In this opening scene, set in the Garden of Gethsemane (although this is not actually named), Christ is betrayed. Bach illustrates the arrival of Judas and the soldiers with a distinctive lowering of pitch in the continuo and diminished harmony, giving the music an unsettled feel. He also punctuates, very purposefully, the listing of the lanterns, the torches and the weapons. Already the mood has turned ugly. The chorus (3), representing the band of officers and chief priests, has two very short and similar interjections in response to Christ’s question. At the very end (6), when Christ asks for his disciples to be allowed to take their leave, his words become briefly accompanied and the music more reflective in style.



Jesus ging mit seinen Jüngern über den Bach Kidron, da war ein Garten, darein ging Jesus und seine Jünger. Judas aber, der ihn verriet, wußte den Ort auch, denn Jesus versammlete sich oft daselbst mit seinen Jüngern.

Da nun Judas zu sich hatte genommen die Schar und der Hohenpriester und Pharisäer Diener, kommt er dahin mit Fakkeln, Lampen und mit Waffen. Als nun Jesus wußte alles, was ihm begegnen sollte, ging er hinaus und sprach zu ihnen:

When Jesus had spoken these words, he went forth with his disciples over the brook Cedron, where there was a garden, into which he entered, and his disciples.


And Judas then, having received a band of men and officers from the chief priests and Pharisees, cometh thither with lanterns and torches and weapons. Jesus therefore, knowing all things that should come upon him, went forth and said unto them:



“Wen suchet ihr?” 

“Whom seek ye?”

  Evangelist Sie antworteten ihm:  They answered him:
3 Chorus “Jesum, Jesum von Nazareth.” “Jesus, Jesus of Nazareth.”
4 Evangelist Jesus spricht zu ihnen: Jesus saith unto them:
  Christ “Ich bin’s.” “I am he.”
  Evangelist Judas aber, der ihn verriet, stund auch bei ihnen. Als nun Jesus zu ihnen sprach: “Ich bins”, wichen sie zurükke und fielen zu Boden. Da fragete er sie abermal: And Judas also, which betrayed him, stood with them. As soon then as he had said unto them “I am he”, they went backward and fell to the ground. Then asked he them again:
  Christ "Wen suchet ihr?" “Whom seek ye?”
  Evangelist Sie aber sprachen: And they said:
5 Chorus “Jesum, Jesum, Jesum von Nazareth.” “Jesus, Jesus of Nazareth.”
6 Evangelist Jesus antwortete: Jesus answered:
  Christ  “Ich habs euch gesagt, daß ichs sei, suchet ihr denn mich, so lasset diese gehen!” “I have told you that I am he, if therefore ye seek me let these go their way!” 

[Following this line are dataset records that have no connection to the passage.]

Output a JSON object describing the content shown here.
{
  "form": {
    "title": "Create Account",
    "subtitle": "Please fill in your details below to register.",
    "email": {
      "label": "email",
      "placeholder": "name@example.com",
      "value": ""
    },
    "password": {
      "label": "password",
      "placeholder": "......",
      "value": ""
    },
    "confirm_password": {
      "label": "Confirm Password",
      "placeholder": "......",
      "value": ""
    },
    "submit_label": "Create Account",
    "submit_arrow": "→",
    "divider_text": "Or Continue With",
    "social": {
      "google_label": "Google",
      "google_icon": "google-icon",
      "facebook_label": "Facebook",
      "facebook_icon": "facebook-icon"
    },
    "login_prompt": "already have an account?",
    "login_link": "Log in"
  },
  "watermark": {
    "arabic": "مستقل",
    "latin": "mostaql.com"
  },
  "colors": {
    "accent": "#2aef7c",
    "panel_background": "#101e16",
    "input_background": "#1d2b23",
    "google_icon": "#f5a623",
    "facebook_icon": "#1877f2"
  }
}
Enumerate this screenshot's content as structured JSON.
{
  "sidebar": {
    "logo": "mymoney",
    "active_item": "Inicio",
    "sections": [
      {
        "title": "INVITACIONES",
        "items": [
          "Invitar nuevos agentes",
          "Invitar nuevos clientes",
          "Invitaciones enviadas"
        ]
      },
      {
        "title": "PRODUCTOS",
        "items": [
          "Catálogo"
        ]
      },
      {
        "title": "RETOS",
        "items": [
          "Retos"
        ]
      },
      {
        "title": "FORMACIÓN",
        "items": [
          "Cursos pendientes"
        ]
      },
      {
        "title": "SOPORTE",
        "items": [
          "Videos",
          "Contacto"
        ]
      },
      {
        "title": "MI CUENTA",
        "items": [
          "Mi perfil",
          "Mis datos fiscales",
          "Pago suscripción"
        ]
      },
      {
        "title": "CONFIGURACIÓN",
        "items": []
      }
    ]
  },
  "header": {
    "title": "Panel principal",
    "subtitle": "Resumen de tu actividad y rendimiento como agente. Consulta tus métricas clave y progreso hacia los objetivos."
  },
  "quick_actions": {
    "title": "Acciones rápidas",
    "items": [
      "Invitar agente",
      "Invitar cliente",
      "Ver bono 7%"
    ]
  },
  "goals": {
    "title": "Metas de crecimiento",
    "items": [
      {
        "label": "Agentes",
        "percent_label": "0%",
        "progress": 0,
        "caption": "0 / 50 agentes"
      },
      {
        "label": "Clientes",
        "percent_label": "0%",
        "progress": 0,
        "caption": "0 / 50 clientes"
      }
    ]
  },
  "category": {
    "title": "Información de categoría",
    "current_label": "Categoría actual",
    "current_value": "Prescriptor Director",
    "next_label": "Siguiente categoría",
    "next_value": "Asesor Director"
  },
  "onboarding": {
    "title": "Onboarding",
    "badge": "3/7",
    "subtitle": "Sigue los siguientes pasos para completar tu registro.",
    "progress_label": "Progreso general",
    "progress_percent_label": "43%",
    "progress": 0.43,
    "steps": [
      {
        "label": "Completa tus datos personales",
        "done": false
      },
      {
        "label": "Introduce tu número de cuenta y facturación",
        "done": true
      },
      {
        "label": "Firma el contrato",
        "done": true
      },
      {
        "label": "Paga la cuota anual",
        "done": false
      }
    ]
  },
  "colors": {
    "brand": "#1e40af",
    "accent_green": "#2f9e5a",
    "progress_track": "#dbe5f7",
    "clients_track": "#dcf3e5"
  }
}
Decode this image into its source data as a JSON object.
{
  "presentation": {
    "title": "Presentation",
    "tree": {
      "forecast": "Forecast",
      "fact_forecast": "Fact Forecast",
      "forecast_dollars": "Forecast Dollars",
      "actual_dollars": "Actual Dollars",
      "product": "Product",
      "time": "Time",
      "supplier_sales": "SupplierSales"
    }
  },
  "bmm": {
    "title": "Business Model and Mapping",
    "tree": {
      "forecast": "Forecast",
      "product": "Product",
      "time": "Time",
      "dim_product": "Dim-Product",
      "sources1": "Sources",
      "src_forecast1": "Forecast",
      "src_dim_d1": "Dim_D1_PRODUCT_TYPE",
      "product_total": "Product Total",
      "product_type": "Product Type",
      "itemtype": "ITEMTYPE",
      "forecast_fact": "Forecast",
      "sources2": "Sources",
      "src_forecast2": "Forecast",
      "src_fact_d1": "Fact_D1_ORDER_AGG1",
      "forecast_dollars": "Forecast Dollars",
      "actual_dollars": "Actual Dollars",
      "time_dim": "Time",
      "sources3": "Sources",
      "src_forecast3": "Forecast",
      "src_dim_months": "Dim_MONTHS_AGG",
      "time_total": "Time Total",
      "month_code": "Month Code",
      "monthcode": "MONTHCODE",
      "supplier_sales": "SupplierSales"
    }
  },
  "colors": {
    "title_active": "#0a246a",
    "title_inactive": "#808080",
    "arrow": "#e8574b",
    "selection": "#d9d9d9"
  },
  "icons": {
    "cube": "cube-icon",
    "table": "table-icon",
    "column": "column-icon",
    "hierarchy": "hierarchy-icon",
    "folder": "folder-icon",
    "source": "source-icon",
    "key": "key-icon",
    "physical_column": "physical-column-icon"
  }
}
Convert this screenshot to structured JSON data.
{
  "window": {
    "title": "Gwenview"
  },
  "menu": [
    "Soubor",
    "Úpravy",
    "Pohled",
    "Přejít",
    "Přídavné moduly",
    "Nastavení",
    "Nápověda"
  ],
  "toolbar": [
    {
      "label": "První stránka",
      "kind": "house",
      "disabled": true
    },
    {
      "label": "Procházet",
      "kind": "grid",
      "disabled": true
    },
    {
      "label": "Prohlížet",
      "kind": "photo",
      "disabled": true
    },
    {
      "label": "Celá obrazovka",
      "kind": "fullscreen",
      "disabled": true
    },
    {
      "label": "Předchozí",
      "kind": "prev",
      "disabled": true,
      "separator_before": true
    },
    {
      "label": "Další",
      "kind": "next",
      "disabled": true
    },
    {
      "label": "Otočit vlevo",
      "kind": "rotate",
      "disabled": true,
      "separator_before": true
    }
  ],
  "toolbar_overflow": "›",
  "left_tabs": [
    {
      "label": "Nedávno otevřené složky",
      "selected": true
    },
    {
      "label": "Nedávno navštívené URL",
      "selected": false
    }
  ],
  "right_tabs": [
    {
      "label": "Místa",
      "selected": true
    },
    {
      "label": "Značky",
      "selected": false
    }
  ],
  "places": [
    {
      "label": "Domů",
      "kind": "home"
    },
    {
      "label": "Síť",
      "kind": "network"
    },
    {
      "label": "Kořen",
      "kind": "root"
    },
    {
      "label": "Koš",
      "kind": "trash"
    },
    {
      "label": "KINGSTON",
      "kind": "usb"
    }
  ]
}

The first chorale, the seventh stanza of the hymn Herzliebster Jesu, contrasts Christ’s great love and suffering with man’s living in a world of pleasure and joy. The melody is by Johann Crüger (1598-1662) and the words, written in 1630, are by Johann Heerman (1585-1647). The harmony is very colourful in this setting, particularly in the third line where the bass line descends chromatically through the words diese Marterstraße (path of torment), and then rises chromatically through the words which follow on immediately. The bass part describes a tritone on the word leiden (suffer). (The tritone, or augmented 4th / diminished 5th interval, the exact division of the octave in equal temperament, known also as the diabolus in musica (the devil in music) has been used by composers since the middle ages to represent evil, or fear, or discomfort.)




O große Lieb,

O Lieb ohn alle Maße, 

die dich gebracht auf diese Marterstraße!

Ich lebte mit der Welt in Lust und Freuden,

und du mußt leiden.

O great love,

O immeasurable love,

which brought you to this path of torment!

I lived with the joys and pleasures of this world,

and you must suffer.